“I pray that peace and safety returns to the hearts of all Syrians,” Heba Shawi, a Catholic attending mass at Notre Dame church in the Damascus district of Qusur told AFP. “I hope the smiles come back to children’s faces.”
Bishop Joseph al-Absi, who led the mass at the Melkite Greek Catholic Cathedral in Damsacus, prayed for peace in Syria, asking God to protect the country and it leadership, according to SANA news agency.
There has not been much joy in the air as usual as Syrian people continue to suffer from the ongoing fighting between the rebels and government forces that has already claimed over 40,000 lives. This year, there was only one Nativity crib on display in Damascus.
Due to security concerns some services had to be held at 6:00 pm instead of midnight.
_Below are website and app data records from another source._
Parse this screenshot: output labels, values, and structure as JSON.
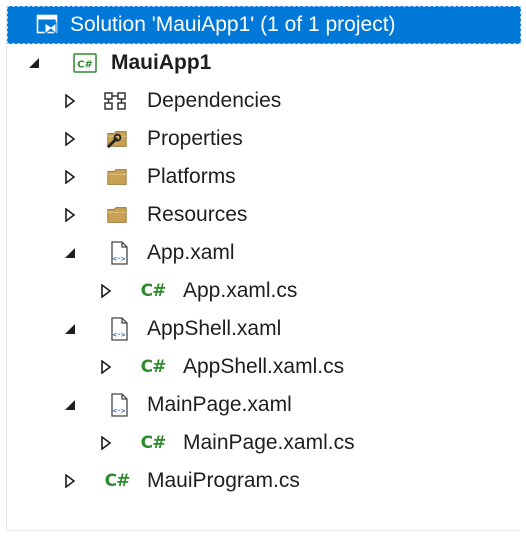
{
  "colors": {
    "selection": "#0078d7",
    "folder": "#c8a154",
    "csharp": "#2e8b2e",
    "text": "#1e1e1e"
  },
  "tree": [
    {
      "label": "Solution 'MauiApp1' (1 of 1 project)",
      "icon": "solution-icon",
      "expander": "none",
      "selected": true
    },
    {
      "label": "MauiApp1",
      "icon": "csharp-project-icon",
      "expander": "expanded",
      "bold": true
    },
    {
      "label": "Dependencies",
      "icon": "dependencies-icon",
      "expander": "collapsed"
    },
    {
      "label": "Properties",
      "icon": "properties-folder-icon",
      "expander": "collapsed"
    },
    {
      "label": "Platforms",
      "icon": "folder-icon",
      "expander": "collapsed"
    },
    {
      "label": "Resources",
      "icon": "folder-icon",
      "expander": "collapsed"
    },
    {
      "label": "App.xaml",
      "icon": "xaml-file-icon",
      "expander": "expanded"
    },
    {
      "label": "App.xaml.cs",
      "icon": "csharp-file-icon",
      "expander": "collapsed"
    },
    {
      "label": "AppShell.xaml",
      "icon": "xaml-file-icon",
      "expander": "expanded"
    },
    {
      "label": "AppShell.xaml.cs",
      "icon": "csharp-file-icon",
      "expander": "collapsed"
    },
    {
      "label": "MainPage.xaml",
      "icon": "xaml-file-icon",
      "expander": "expanded"
    },
    {
      "label": "MainPage.xaml.cs",
      "icon": "csharp-file-icon",
      "expander": "collapsed"
    },
    {
      "label": "MauiProgram.cs",
      "icon": "csharp-file-icon",
      "expander": "collapsed"
    }
  ]
}
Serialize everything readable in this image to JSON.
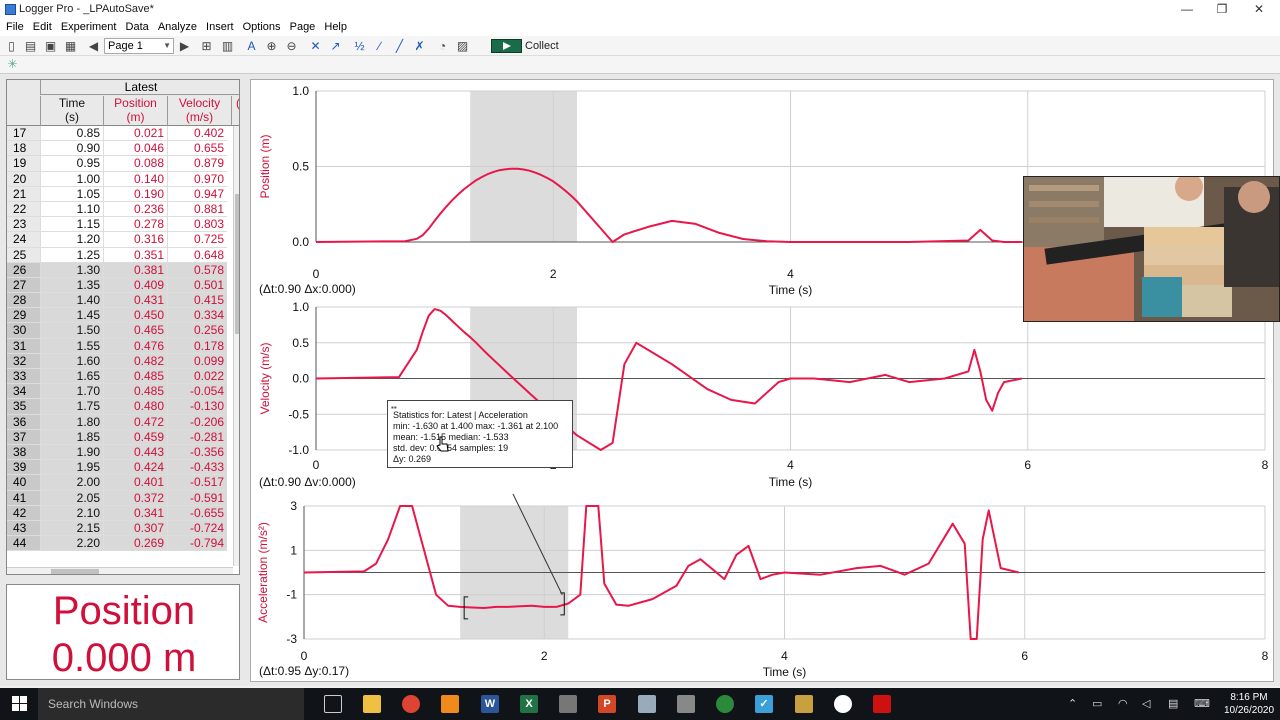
{
  "window": {
    "title": "Logger Pro - _LPAutoSave*",
    "minimize": "—",
    "restore": "❐",
    "close": "✕"
  },
  "menu": [
    "File",
    "Edit",
    "Experiment",
    "Data",
    "Analyze",
    "Insert",
    "Options",
    "Page",
    "Help"
  ],
  "toolbar": {
    "page_select": "Page 1",
    "collect_label": "Collect"
  },
  "table": {
    "dataset": "Latest",
    "columns": [
      {
        "name": "Time",
        "unit": "(s)"
      },
      {
        "name": "Position",
        "unit": "(m)"
      },
      {
        "name": "Velocity",
        "unit": "(m/s)"
      }
    ],
    "extra_col_marker": "(",
    "rows": [
      {
        "n": "17",
        "t": "0.85",
        "x": "0.021",
        "v": "0.402"
      },
      {
        "n": "18",
        "t": "0.90",
        "x": "0.046",
        "v": "0.655"
      },
      {
        "n": "19",
        "t": "0.95",
        "x": "0.088",
        "v": "0.879"
      },
      {
        "n": "20",
        "t": "1.00",
        "x": "0.140",
        "v": "0.970"
      },
      {
        "n": "21",
        "t": "1.05",
        "x": "0.190",
        "v": "0.947"
      },
      {
        "n": "22",
        "t": "1.10",
        "x": "0.236",
        "v": "0.881"
      },
      {
        "n": "23",
        "t": "1.15",
        "x": "0.278",
        "v": "0.803"
      },
      {
        "n": "24",
        "t": "1.20",
        "x": "0.316",
        "v": "0.725"
      },
      {
        "n": "25",
        "t": "1.25",
        "x": "0.351",
        "v": "0.648"
      },
      {
        "n": "26",
        "t": "1.30",
        "x": "0.381",
        "v": "0.578",
        "sel": true
      },
      {
        "n": "27",
        "t": "1.35",
        "x": "0.409",
        "v": "0.501",
        "sel": true
      },
      {
        "n": "28",
        "t": "1.40",
        "x": "0.431",
        "v": "0.415",
        "sel": true
      },
      {
        "n": "29",
        "t": "1.45",
        "x": "0.450",
        "v": "0.334",
        "sel": true
      },
      {
        "n": "30",
        "t": "1.50",
        "x": "0.465",
        "v": "0.256",
        "sel": true
      },
      {
        "n": "31",
        "t": "1.55",
        "x": "0.476",
        "v": "0.178",
        "sel": true
      },
      {
        "n": "32",
        "t": "1.60",
        "x": "0.482",
        "v": "0.099",
        "sel": true
      },
      {
        "n": "33",
        "t": "1.65",
        "x": "0.485",
        "v": "0.022",
        "sel": true
      },
      {
        "n": "34",
        "t": "1.70",
        "x": "0.485",
        "v": "-0.054",
        "sel": true
      },
      {
        "n": "35",
        "t": "1.75",
        "x": "0.480",
        "v": "-0.130",
        "sel": true
      },
      {
        "n": "36",
        "t": "1.80",
        "x": "0.472",
        "v": "-0.206",
        "sel": true
      },
      {
        "n": "37",
        "t": "1.85",
        "x": "0.459",
        "v": "-0.281",
        "sel": true
      },
      {
        "n": "38",
        "t": "1.90",
        "x": "0.443",
        "v": "-0.356",
        "sel": true
      },
      {
        "n": "39",
        "t": "1.95",
        "x": "0.424",
        "v": "-0.433",
        "sel": true
      },
      {
        "n": "40",
        "t": "2.00",
        "x": "0.401",
        "v": "-0.517",
        "sel": true
      },
      {
        "n": "41",
        "t": "2.05",
        "x": "0.372",
        "v": "-0.591",
        "sel": true
      },
      {
        "n": "42",
        "t": "2.10",
        "x": "0.341",
        "v": "-0.655",
        "sel": true
      },
      {
        "n": "43",
        "t": "2.15",
        "x": "0.307",
        "v": "-0.724",
        "sel": true
      },
      {
        "n": "44",
        "t": "2.20",
        "x": "0.269",
        "v": "-0.794",
        "sel": true
      }
    ]
  },
  "meter": {
    "label": "Position",
    "value": "0.000 m"
  },
  "chart_data": [
    {
      "type": "line",
      "ylabel": "Position (m)",
      "xlabel": "Time (s)",
      "xlim": [
        0,
        8
      ],
      "ylim": [
        0,
        1
      ],
      "xticks": [
        "0",
        "2",
        "4"
      ],
      "yticks": [
        "0.0",
        "0.5",
        "1.0"
      ],
      "selection": [
        1.3,
        2.2
      ],
      "delta_label": "(Δt:0.90 Δx:0.000)",
      "series": [
        {
          "color": "#e8174a",
          "x": [
            0,
            0.75,
            0.85,
            0.9,
            0.95,
            1.0,
            1.05,
            1.1,
            1.15,
            1.2,
            1.25,
            1.3,
            1.35,
            1.4,
            1.45,
            1.5,
            1.55,
            1.6,
            1.65,
            1.7,
            1.75,
            1.8,
            1.85,
            1.9,
            1.95,
            2.0,
            2.05,
            2.1,
            2.15,
            2.2,
            2.3,
            2.4,
            2.5,
            2.6,
            2.8,
            3.0,
            3.2,
            3.4,
            3.6,
            3.8,
            4.0,
            5.0,
            5.5,
            5.6,
            5.7,
            5.8,
            5.95
          ],
          "y": [
            0,
            0.005,
            0.021,
            0.046,
            0.088,
            0.14,
            0.19,
            0.236,
            0.278,
            0.316,
            0.351,
            0.381,
            0.409,
            0.431,
            0.45,
            0.465,
            0.476,
            0.482,
            0.485,
            0.485,
            0.48,
            0.472,
            0.459,
            0.443,
            0.424,
            0.401,
            0.372,
            0.341,
            0.307,
            0.269,
            0.18,
            0.09,
            0.0,
            0.05,
            0.1,
            0.14,
            0.12,
            0.06,
            0.02,
            0.005,
            0.0,
            0.0,
            0.01,
            0.08,
            0.01,
            0.0,
            0.0
          ]
        }
      ]
    },
    {
      "type": "line",
      "ylabel": "Velocity (m/s)",
      "xlabel": "Time (s)",
      "xlim": [
        0,
        8
      ],
      "ylim": [
        -1,
        1
      ],
      "xticks": [
        "0",
        "2",
        "4",
        "6",
        "8"
      ],
      "yticks": [
        "-1.0",
        "-0.5",
        "0.0",
        "0.5",
        "1.0"
      ],
      "selection": [
        1.3,
        2.2
      ],
      "delta_label": "(Δt:0.90 Δv:0.000)",
      "series": [
        {
          "color": "#e8174a",
          "x": [
            0,
            0.7,
            0.85,
            0.9,
            0.95,
            1.0,
            1.05,
            1.1,
            1.15,
            1.2,
            1.25,
            1.3,
            1.35,
            1.4,
            1.45,
            1.5,
            1.55,
            1.6,
            1.65,
            1.7,
            1.75,
            1.8,
            1.85,
            1.9,
            1.95,
            2.0,
            2.05,
            2.1,
            2.15,
            2.2,
            2.4,
            2.5,
            2.6,
            2.7,
            2.8,
            3.0,
            3.3,
            3.5,
            3.7,
            3.9,
            4.0,
            4.2,
            4.5,
            4.8,
            5.0,
            5.3,
            5.5,
            5.55,
            5.6,
            5.65,
            5.7,
            5.75,
            5.8,
            5.95
          ],
          "y": [
            0,
            0.02,
            0.402,
            0.655,
            0.879,
            0.97,
            0.947,
            0.881,
            0.803,
            0.725,
            0.648,
            0.578,
            0.501,
            0.415,
            0.334,
            0.256,
            0.178,
            0.099,
            0.022,
            -0.054,
            -0.13,
            -0.206,
            -0.281,
            -0.356,
            -0.433,
            -0.517,
            -0.591,
            -0.655,
            -0.724,
            -0.794,
            -1.0,
            -0.9,
            0.2,
            0.5,
            0.4,
            0.2,
            -0.15,
            -0.3,
            -0.35,
            -0.05,
            0.0,
            0.0,
            -0.05,
            0.05,
            -0.05,
            0.0,
            0.1,
            0.4,
            0.1,
            -0.3,
            -0.45,
            -0.2,
            -0.05,
            0.0
          ]
        }
      ]
    },
    {
      "type": "line",
      "ylabel": "Acceleration (m/s²)",
      "xlabel": "Time (s)",
      "xlim": [
        0,
        8
      ],
      "ylim": [
        -3,
        3
      ],
      "xticks": [
        "0",
        "2",
        "4",
        "6",
        "8"
      ],
      "yticks": [
        "-3",
        "-1",
        "1",
        "3"
      ],
      "selection": [
        1.3,
        2.2
      ],
      "delta_label": "(Δt:0.95 Δy:0.17)",
      "series": [
        {
          "color": "#e8174a",
          "x": [
            0,
            0.5,
            0.6,
            0.7,
            0.8,
            0.9,
            1.0,
            1.1,
            1.2,
            1.3,
            1.4,
            1.5,
            1.6,
            1.7,
            1.8,
            1.9,
            2.0,
            2.1,
            2.2,
            2.3,
            2.35,
            2.45,
            2.5,
            2.6,
            2.7,
            2.9,
            3.1,
            3.2,
            3.3,
            3.5,
            3.6,
            3.7,
            3.8,
            3.9,
            4.0,
            4.3,
            4.6,
            4.8,
            5.0,
            5.2,
            5.4,
            5.5,
            5.55,
            5.6,
            5.65,
            5.7,
            5.8,
            5.95
          ],
          "y": [
            0,
            0.05,
            0.4,
            1.5,
            3.2,
            3.5,
            1.0,
            -1.0,
            -1.5,
            -1.55,
            -1.58,
            -1.6,
            -1.55,
            -1.55,
            -1.52,
            -1.5,
            -1.55,
            -1.55,
            -1.4,
            -1.0,
            3.2,
            3.0,
            -0.5,
            -1.45,
            -1.5,
            -1.2,
            -0.6,
            0.3,
            0.6,
            -0.3,
            0.8,
            1.2,
            -0.3,
            -0.1,
            0.0,
            -0.1,
            0.2,
            0.3,
            -0.1,
            0.4,
            2.2,
            1.3,
            -3.5,
            -3.5,
            1.5,
            2.8,
            0.2,
            0.0
          ]
        }
      ]
    }
  ],
  "stats": {
    "title": "Statistics for: Latest | Acceleration",
    "line1": "min: -1.630 at 1.400 max: -1.361 at 2.100",
    "line2": "mean: -1.515 median: -1.533",
    "line3": "std. dev: 0.0654 samples: 19",
    "line4": "Δy: 0.269"
  },
  "taskbar": {
    "search_placeholder": "Search Windows",
    "time": "8:16 PM",
    "date": "10/26/2020"
  }
}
“The festive season is very sad this year. But we thank God despite everything,” insurance broker Riad Ghanem told AFP.
Syrians attend early Christmas eve mass, at the Mar Elias (St. Elijah) Christian Orthodox church in Bab Tuma, a predominantly Christian quarter of Damascus, on December 24, 2012. (AFP Photo)
There are some 1.8 million Christians, most of the Greek Orthodox, in Syria. Many of them have remained loyal to the Syrian regime fearing that the fall of Bashar Assad would result in a Sunni-led government which would crack down on minorities. Assad and the ruling elite who come from a minority Alawite sect – an offshoot of Shia Islam – have long been a safeguard of security and rights of the minorities.
Meanwhile in Rome, Pope Benedict XVI marked Christmas Eve with mass in St. Peter’s Basilica. The pontiff called on the faithful to find place for God in their busy, technology-driven lives. He also urged them to offer prayers for “our brothers and sisters in Syria, who are dying mercilessly.”
Last week UN human rights report said that the Syrian civil war is becoming increasingly sectarian, as Sunni-majority rebel forces fight government troops supported by country’s religious and ethnic minorities.
The report – which is based on interviews with Syrians who fled the country and covers the period between September 28 and December 16 – said that foreign fighters with links to extremist Sunni groups are infiltrating Syria to fight against the regime of President Bashar Assad.
The foreign fighters, described as “militant, radical Islamists, or Jihadists,” are reportedly operating independently but coordinate with the Free Syrian Army, an armed opposition group supported by Western nations.